TASK DATA
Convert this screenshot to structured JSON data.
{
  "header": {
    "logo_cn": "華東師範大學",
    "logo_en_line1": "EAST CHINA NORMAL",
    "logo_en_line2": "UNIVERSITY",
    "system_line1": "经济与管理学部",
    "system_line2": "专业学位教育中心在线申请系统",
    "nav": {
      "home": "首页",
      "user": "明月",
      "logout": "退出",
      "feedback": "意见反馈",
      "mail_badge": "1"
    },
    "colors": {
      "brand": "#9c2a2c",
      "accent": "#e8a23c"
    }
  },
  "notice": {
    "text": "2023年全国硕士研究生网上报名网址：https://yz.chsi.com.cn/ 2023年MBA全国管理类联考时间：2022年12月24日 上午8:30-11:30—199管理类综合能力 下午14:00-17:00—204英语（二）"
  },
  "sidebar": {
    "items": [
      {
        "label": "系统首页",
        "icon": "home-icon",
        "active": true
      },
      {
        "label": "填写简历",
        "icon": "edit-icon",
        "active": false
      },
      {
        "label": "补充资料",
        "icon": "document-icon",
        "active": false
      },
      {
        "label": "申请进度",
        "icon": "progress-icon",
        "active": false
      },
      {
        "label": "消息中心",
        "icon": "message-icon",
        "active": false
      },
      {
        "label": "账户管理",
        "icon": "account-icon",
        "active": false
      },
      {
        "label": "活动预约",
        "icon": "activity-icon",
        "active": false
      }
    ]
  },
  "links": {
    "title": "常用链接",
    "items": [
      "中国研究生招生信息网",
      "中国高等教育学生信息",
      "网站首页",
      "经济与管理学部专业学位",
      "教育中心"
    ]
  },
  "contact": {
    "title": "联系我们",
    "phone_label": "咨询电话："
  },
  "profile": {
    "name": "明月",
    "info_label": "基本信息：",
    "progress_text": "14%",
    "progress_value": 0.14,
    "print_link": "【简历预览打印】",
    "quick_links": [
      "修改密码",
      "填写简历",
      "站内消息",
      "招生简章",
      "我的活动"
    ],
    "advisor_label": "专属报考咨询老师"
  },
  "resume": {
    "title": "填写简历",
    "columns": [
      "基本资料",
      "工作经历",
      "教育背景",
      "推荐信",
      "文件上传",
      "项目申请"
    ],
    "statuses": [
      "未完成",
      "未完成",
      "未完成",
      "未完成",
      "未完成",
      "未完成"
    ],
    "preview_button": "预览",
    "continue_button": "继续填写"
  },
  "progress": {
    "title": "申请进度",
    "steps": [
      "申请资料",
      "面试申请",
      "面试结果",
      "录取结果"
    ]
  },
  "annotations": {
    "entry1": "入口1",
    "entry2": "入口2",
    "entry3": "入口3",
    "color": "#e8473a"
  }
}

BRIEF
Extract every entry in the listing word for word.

ANSWER TO THE PROBLEM
Convert this screenshot to structured JSON data.
{
  "header": {
    "logo_cn": "華東師範大學",
    "logo_en_line1": "EAST CHINA NORMAL",
    "logo_en_line2": "UNIVERSITY",
    "system_line1": "经济与管理学部",
    "system_line2": "专业学位教育中心在线申请系统",
    "nav": {
      "home": "首页",
      "user": "明月",
      "logout": "退出",
      "feedback": "意见反馈",
      "mail_badge": "1"
    },
    "colors": {
      "brand": "#9c2a2c",
      "accent": "#e8a23c"
    }
  },
  "notice": {
    "text": "2023年全国硕士研究生网上报名网址：https://yz.chsi.com.cn/ 2023年MBA全国管理类联考时间：2022年12月24日 上午8:30-11:30—199管理类综合能力 下午14:00-17:00—204英语（二）"
  },
  "sidebar": {
    "items": [
      {
        "label": "系统首页",
        "icon": "home-icon",
        "active": true
      },
      {
        "label": "填写简历",
        "icon": "edit-icon",
        "active": false
      },
      {
        "label": "补充资料",
        "icon": "document-icon",
        "active": false
      },
      {
        "label": "申请进度",
        "icon": "progress-icon",
        "active": false
      },
      {
        "label": "消息中心",
        "icon": "message-icon",
        "active": false
      },
      {
        "label": "账户管理",
        "icon": "account-icon",
        "active": false
      },
      {
        "label": "活动预约",
        "icon": "activity-icon",
        "active": false
      }
    ]
  },
  "links": {
    "title": "常用链接",
    "items": [
      "中国研究生招生信息网",
      "中国高等教育学生信息",
      "网站首页",
      "经济与管理学部专业学位",
      "教育中心"
    ]
  },
  "contact": {
    "title": "联系我们",
    "phone_label": "咨询电话："
  },
  "profile": {
    "name": "明月",
    "info_label": "基本信息：",
    "progress_text": "14%",
    "progress_value": 0.14,
    "print_link": "【简历预览打印】",
    "quick_links": [
      "修改密码",
      "填写简历",
      "站内消息",
      "招生简章",
      "我的活动"
    ],
    "advisor_label": "专属报考咨询老师"
  },
  "resume": {
    "title": "填写简历",
    "columns": [
      "基本资料",
      "工作经历",
      "教育背景",
      "推荐信",
      "文件上传",
      "项目申请"
    ],
    "statuses": [
      "未完成",
      "未完成",
      "未完成",
      "未完成",
      "未完成",
      "未完成"
    ],
    "preview_button": "预览",
    "continue_button": "继续填写"
  },
  "progress": {
    "title": "申请进度",
    "steps": [
      "申请资料",
      "面试申请",
      "面试结果",
      "录取结果"
    ]
  },
  "annotations": {
    "entry1": "入口1",
    "entry2": "入口2",
    "entry3": "入口3",
    "color": "#e8473a"
  }
}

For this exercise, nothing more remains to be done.